Hyman G. Rickover

The U.S. Navy christened one of its newest Virginia-class attack submarines, the future USS Hyman G. Rickover (SSN-795), during a 9 a.m. EDT ceremony Saturday, July 31, 2021, at General Dynamics/Electric Boat, in Groton, Connecticut.

USS Hyman G. Rickover (SSN-795)
Navy has christened submarine USS Hyman G. Rickover (SSN-795)

The principal speaker was Admiral James Caldwell, director, Naval Nuclear Propulsion Program, Department of the Navy/Department of Energy. Mr. James Geurts, performing the duties of Under Secretary of the U.S. Navy, also delivered remarks. In a time-honored Navy tradition, the submarine’s sponsor, Mrs. Darleen Greenert, christened the ship by breaking a bottle of sparkling wine across the bow.

«The future USS Hyman G. Rickover (SSN-795) will play an important role in defending our nation during this time of strategic competition», said Caldwell. «It stands as proof of what teamwork – from civilian to contractor to military – can accomplish. I am confident USS Hyman G. Rickover (SSN-795) and its crew will proudly serve our country’s interest for decades to come, ensuring America remains strong».

The future USS Hyman G. Rickover (SSN-795) is the second nuclear-powered fast attack submarine in recognition of Admiral Rickover. The first USS Hyman G. Rickover (SSN-709) was commissioned at Submarine Base, New London, in Groton, on July 21, 1984. SSN-709 and its crew deployed 12 times until its decommissioning in December 2007. Over the years, its decorations included the Atlantic Fleet Golden Anchor Award, Submarine Squadron Eight’s anti-submarine warfare white «A» and engineering red «E» awards and the prestigious Sixth Fleet «Hook ‘Em» award for anti-submarine warfare excellence.

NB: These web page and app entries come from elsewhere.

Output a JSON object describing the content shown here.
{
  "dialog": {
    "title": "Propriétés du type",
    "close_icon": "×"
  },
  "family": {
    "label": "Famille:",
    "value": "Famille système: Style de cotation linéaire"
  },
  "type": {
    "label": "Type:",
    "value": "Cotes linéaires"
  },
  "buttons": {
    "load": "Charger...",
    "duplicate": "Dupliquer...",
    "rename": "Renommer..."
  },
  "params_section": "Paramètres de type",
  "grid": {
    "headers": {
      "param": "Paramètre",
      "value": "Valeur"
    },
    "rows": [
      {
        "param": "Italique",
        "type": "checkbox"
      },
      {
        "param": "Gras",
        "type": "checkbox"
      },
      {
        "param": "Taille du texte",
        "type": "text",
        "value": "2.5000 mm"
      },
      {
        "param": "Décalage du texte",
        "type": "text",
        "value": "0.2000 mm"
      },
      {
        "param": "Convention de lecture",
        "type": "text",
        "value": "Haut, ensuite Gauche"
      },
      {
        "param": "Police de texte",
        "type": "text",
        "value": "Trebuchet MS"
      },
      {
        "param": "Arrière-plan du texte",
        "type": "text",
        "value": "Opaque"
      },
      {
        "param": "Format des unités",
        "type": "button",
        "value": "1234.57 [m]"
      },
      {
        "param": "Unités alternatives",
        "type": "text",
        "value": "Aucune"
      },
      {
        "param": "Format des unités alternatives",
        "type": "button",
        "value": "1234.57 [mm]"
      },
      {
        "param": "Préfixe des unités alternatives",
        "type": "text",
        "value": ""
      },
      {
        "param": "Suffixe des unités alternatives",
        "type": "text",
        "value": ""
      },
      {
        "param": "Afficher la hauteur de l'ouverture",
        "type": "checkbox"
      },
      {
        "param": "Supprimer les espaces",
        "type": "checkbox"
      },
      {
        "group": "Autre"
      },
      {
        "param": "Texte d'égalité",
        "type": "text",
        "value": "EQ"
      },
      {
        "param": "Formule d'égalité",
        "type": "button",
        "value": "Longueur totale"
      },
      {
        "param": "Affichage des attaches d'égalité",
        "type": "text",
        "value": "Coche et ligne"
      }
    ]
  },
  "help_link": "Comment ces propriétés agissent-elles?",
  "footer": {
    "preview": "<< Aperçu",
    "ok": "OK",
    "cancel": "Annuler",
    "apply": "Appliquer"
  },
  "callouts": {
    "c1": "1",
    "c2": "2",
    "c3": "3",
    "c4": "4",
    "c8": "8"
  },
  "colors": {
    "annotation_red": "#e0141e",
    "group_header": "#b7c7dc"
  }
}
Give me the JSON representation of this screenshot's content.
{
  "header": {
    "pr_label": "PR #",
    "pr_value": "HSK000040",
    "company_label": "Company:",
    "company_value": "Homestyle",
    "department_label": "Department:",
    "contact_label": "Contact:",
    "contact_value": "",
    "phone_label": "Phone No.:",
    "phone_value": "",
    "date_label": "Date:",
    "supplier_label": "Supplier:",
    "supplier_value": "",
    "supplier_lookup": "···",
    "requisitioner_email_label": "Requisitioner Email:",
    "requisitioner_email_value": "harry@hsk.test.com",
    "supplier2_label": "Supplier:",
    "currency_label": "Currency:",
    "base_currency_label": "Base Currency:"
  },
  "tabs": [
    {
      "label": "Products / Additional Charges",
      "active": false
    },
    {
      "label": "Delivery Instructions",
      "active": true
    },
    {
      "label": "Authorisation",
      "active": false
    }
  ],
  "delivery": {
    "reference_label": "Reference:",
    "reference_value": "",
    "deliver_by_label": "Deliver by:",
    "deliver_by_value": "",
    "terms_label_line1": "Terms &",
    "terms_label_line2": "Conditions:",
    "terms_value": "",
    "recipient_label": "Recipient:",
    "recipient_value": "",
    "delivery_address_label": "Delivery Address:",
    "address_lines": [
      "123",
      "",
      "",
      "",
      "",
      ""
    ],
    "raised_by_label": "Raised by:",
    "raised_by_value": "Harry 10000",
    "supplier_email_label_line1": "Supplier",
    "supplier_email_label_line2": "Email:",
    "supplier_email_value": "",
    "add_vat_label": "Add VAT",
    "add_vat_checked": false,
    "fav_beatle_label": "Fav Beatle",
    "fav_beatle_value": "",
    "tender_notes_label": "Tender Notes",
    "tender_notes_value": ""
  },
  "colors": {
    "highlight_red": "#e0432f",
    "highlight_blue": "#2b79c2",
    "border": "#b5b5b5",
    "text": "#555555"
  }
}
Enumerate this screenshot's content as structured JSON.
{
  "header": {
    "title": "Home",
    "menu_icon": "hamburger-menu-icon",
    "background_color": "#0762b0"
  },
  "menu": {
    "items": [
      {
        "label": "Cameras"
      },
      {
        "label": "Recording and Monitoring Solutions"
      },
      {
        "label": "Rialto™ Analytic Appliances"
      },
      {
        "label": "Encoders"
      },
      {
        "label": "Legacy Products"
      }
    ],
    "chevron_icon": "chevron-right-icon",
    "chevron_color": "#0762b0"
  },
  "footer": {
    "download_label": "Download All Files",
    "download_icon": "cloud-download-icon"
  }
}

Rickover, known as the «Father of the Nuclear Navy», served in the U.S. Navy for 63 years on active duty. His views touched matters of design, propulsion, education, personnel and professional standards. His team of engineers designed and constructed the first nuclear-powered submarine, USS Nautilus (SSN-571). This accomplishment led to the world’s preeminent fleet of nuclear-powered submarines and aircraft carriers.

Virginia-class submarines are built to operate in the world’s littoral and deep waters while conducting anti-submarine warfare; anti-surface ship warfare; strike warfare; special operations forces support; intelligence, surveillance, and reconnaissance; irregular warfare; and mine warfare missions. Their inherent stealth, endurance, mobility, and firepower directly enable them to support five of the six maritime strategy core capabilities – sea control, power projection, forward presence, maritime security and deterrence. They are replacing Los Angeles-class submarines as they retire.

 

General Characteristics

Builder General Dynamics Electric Boat Division and Huntington Ingalls Industries Inc. – Newport News Shipbuilding
Date Deployed October 3, 2004
Propulsion One GE PWR S9G* nuclear reactor, two turbines, one shaft; 40,000 hp/30 MW
Length 377 feet/114.8 m
Beam 33 feet/10.0584 m
Hull Diameter 34 feet/10.3632 m
Displacement Approximately 7,800 tons/7,925 metric tons submerged
Speed 25+ knots/28+ mph/46.3+ km/h
Diving Depth 800+ feet/244+ m
Crew 132: 15 officers; 117 enlisted
Armament: Tomahawk missiles Two 87-in/2.2 m Virginia Payload Tubes (VPTs), each capable of launching 6 Tomahawk cruise missiles
Armament: MK-48 ADCAP (Advanced Capability) Mod 7 heavyweight torpedoes 4 torpedo tubes
Weapons MK-60 CAPTOR (Encapsulated Torpedo) mines, advanced mobile mines and UUVs (Unmanned Underwater Vehicles)

* – Knolls Atomic Power Laboratories

 

Nuclear Submarine Lineup

 

Block IV

Ship Yard Christening Commissioned Homeport
SSN-792 Vermont EB 10-20-18 04-18-20 Groton, Connecticut
SSN-793 Oregon EB 10-05-19
SSN-794 Montana NNS 09-12-20
SSN-795 Hyman G. Rickover EB 07-31-21
SSN-796 New Jersey NNS Under Construction
SSN-797 Iowa EB Under Construction
SSN-798 Massachusetts NNS Under Construction
SSN-799 Idaho EB Under Construction
SSN-800 Arkansas NNS Under Construction
SSN-801 Utah EB Under Construction

 

Leave a Reply